What people are saying - Write a review
We haven't found any reviews in the usual places.
Other editions - View all
12 years High Absent Father age present alimony payments arithmetic mean awarded child support Census child support payments child Two children children Four children Children Present children under 21 constant dollars Current Marital Status Current Population Survey ended in divorce Estimated Numbers Father One child formula High school Hispanic Origin White Hispanic women Hispanic4 households income from child Less than 12 level Standard error lncome Mean income Mean total money money income dollars Never married Race Number below poverty Numbers in thousands Origin White Black payments in 1985 Payments Received poverty level Standard poverty thresholds present from absent previous marriage ended property settlement Race and Hispanic reason for non-award Received in 1985 sample design School Completed Less Selected Characteristics small number spring Standard error dollars support and alimony Supposed to receive table B-4 Three children Four Total Current Marital total money income Total Standard error women whose previous
Page 21 - In order to derive standard errors that would be applicable to a wide variety of items and could be prepared at a moderate cost, a number of approximations were required. As a result, the tables of standard errors provide an indication of the order of magnitude of the standard errors rather than the precise standard error for any specific item.
Page 19 - Data reliability The data in this bulletin are estimates from a scientifically selected probability sample. There are two types of errors possible in an estimate based on a sample survey, sampling and nonsampling. Sampling errors occur because observations come only from a sample and not from an entire population. The sample used for this survey is one of a number of possible samples of the same size that could have been selected using the sample design. Estimates derived from the different samples...

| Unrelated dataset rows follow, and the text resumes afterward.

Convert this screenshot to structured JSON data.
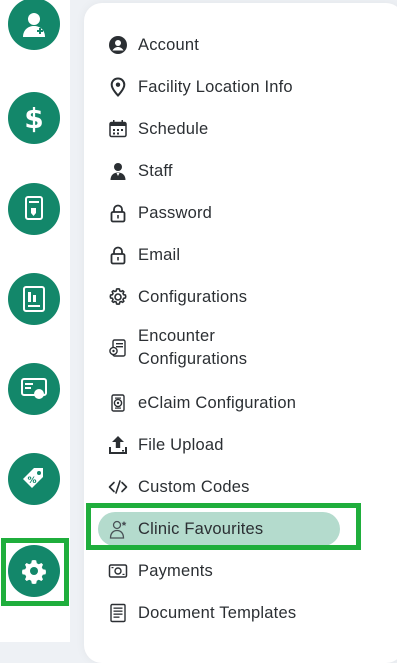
{
  "rail": {
    "items": [
      {
        "icon": "doctor-icon"
      },
      {
        "icon": "dollar-icon"
      },
      {
        "icon": "claim-document-icon"
      },
      {
        "icon": "report-icon"
      },
      {
        "icon": "dashboard-icon"
      },
      {
        "icon": "tag-icon"
      },
      {
        "icon": "gear-icon",
        "selected": true
      }
    ],
    "accent_color": "#13876a",
    "highlight_color": "#1fae3c"
  },
  "menu": {
    "items": [
      {
        "label": "Account",
        "icon": "account-circle-icon"
      },
      {
        "label": "Facility Location Info",
        "icon": "location-pin-icon"
      },
      {
        "label": "Schedule",
        "icon": "calendar-icon"
      },
      {
        "label": "Staff",
        "icon": "staff-icon"
      },
      {
        "label": "Password",
        "icon": "lock-icon"
      },
      {
        "label": "Email",
        "icon": "lock-icon"
      },
      {
        "label": "Configurations",
        "icon": "gear-outline-icon"
      },
      {
        "label": "Encounter Configurations",
        "icon": "encounter-config-icon"
      },
      {
        "label": "eClaim Configuration",
        "icon": "eclaim-icon"
      },
      {
        "label": "File Upload",
        "icon": "upload-icon"
      },
      {
        "label": "Custom Codes",
        "icon": "code-icon"
      },
      {
        "label": "Clinic Favourites",
        "icon": "clinic-favourites-icon",
        "active": true
      },
      {
        "label": "Payments",
        "icon": "payments-icon"
      },
      {
        "label": "Document Templates",
        "icon": "document-templates-icon"
      }
    ],
    "active_color": "#b4dbcd"
  }
}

Page 17 - Families and unrelated individuals are classified as being above or below the poverty level using the poverty index originated at the Social Security Administration in 1964 and revised by Federal Interagency Committees in 1969 and 1980.
Page 20 - Approximately 95 percent of the intervals from two standard errors below the estimate to two standard errors above the estimate would include the average result of all possible samples.
Page 19 - The estimating procedure used in this survey involved the inflation of the weighted sample results to independent estimates of the civilian noninstitutional population of the United States by age, race, and sex. These independent estimates were based on statistics from the 1960 Census of Population; statistics of births, deaths, immigration, and emigration; and statistics on the strength of the Armed Forces.
Page 19 - The estimates in this report for 1985 and later also employ a revised survey weighting procedure for persons of Hispanic origin. In previous years, weighted sample results were inflated to independent estimates of the noninstitutional population by age, sex, and race. There was no specific control of the survey estimates for the Hispanic population. Since then, the Bureau of the Census developed independent population controls for the Hispanic population by sex and detailed age groups.
Page 18 - The index is based on the Department of Agriculture's 1961 economy food plan and reflects the different consumption requirements of families based on their size and composition.
Page 21 - The reliability of an estimated percentage, computed by using sample data for both numerator and denominator, depends upon both the size of the percentage and the size of the total upon which the percentage is based. Estimated percentages are relatively more reliable than the corresponding estimates of the numerators of the percentages, particularly if the percentages are 50 percent or more.
Page 19 - Nonsampling variability. Nonsampling errors can be attributed to many sources, eg, inability to obtain information about all cases in the sample, definitional difficulties, differences in the interpretation of questions, inability or unwillingness...